### Task prompt
A bare count is the expected answer, namely the number of lines in the records that have the word "time".

### Data excerpts
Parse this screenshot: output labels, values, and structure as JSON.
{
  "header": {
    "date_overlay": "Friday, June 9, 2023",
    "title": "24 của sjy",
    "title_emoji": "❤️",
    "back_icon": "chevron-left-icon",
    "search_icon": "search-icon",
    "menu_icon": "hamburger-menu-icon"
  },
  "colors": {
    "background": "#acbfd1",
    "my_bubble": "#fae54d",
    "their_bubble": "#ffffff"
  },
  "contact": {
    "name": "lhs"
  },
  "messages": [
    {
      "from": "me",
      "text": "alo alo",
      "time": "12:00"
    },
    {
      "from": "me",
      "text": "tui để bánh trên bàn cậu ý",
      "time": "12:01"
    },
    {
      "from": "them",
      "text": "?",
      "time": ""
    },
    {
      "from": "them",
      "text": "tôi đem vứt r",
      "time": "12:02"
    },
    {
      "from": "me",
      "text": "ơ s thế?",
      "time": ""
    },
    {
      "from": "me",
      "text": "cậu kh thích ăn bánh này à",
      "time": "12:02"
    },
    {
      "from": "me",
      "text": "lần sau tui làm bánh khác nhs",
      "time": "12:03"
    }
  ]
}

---

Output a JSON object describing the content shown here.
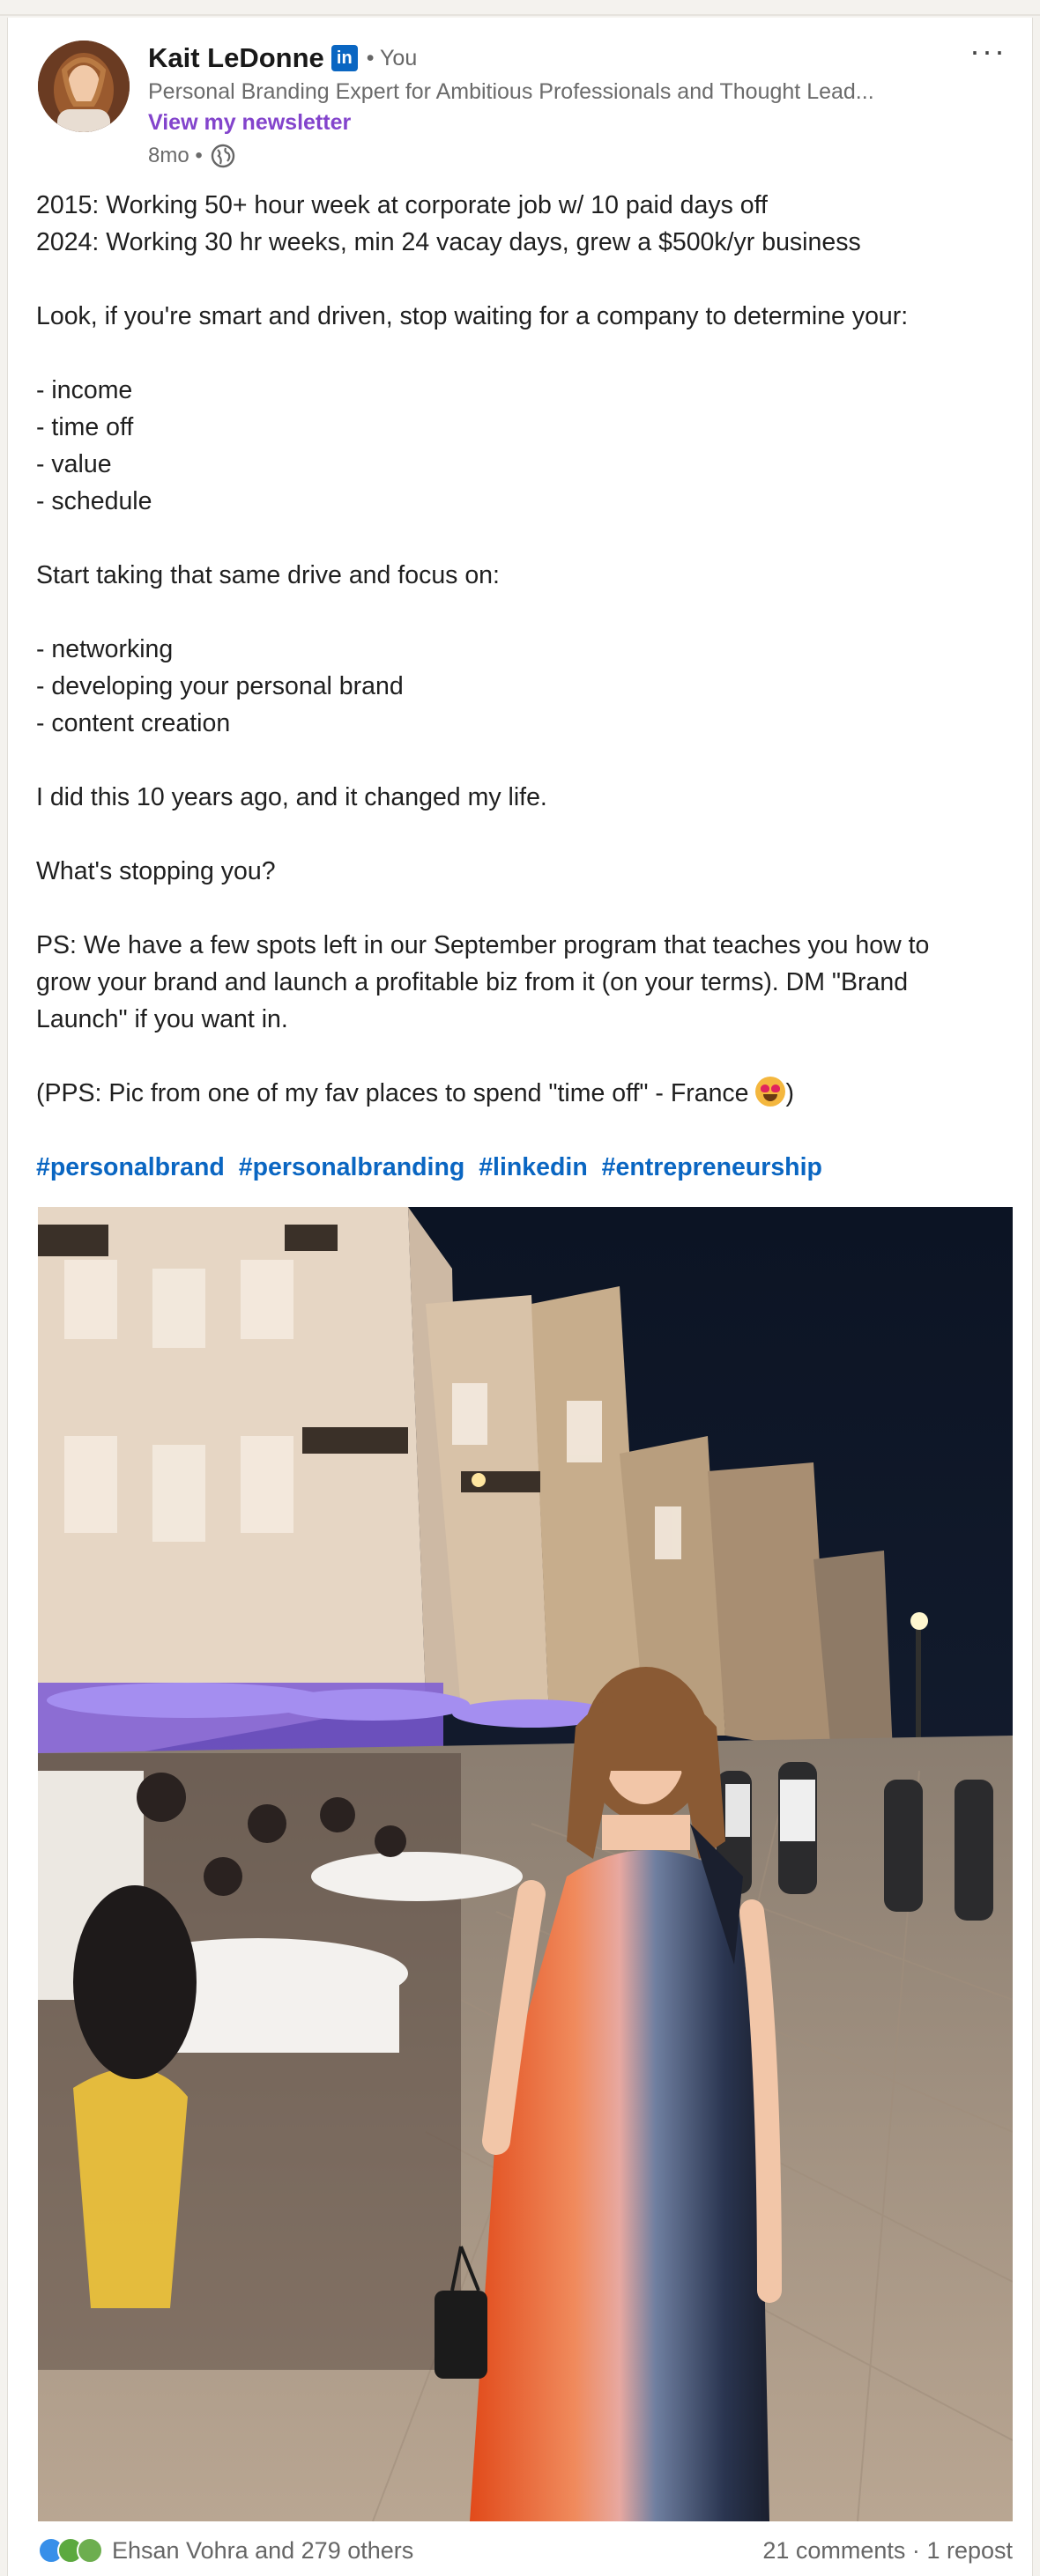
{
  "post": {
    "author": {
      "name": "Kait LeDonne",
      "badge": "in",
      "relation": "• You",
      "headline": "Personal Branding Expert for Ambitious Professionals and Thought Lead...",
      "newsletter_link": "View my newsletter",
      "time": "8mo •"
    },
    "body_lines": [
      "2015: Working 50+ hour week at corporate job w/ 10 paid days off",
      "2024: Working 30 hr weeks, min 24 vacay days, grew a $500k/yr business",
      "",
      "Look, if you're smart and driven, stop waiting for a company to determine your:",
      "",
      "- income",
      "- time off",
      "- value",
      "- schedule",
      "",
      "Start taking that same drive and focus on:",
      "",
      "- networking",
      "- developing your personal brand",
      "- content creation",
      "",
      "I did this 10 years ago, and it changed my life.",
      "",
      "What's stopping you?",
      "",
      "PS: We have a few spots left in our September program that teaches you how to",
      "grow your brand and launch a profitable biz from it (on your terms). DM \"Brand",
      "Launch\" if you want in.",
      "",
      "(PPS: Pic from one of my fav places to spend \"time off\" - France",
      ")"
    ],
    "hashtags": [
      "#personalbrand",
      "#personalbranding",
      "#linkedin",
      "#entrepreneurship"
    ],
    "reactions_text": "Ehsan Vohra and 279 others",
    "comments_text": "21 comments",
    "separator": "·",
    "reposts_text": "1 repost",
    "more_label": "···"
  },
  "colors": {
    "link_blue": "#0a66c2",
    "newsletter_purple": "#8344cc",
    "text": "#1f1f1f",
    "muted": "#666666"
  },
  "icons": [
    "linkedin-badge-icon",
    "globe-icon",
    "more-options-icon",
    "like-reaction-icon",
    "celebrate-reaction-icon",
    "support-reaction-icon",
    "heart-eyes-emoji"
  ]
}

### The answer
10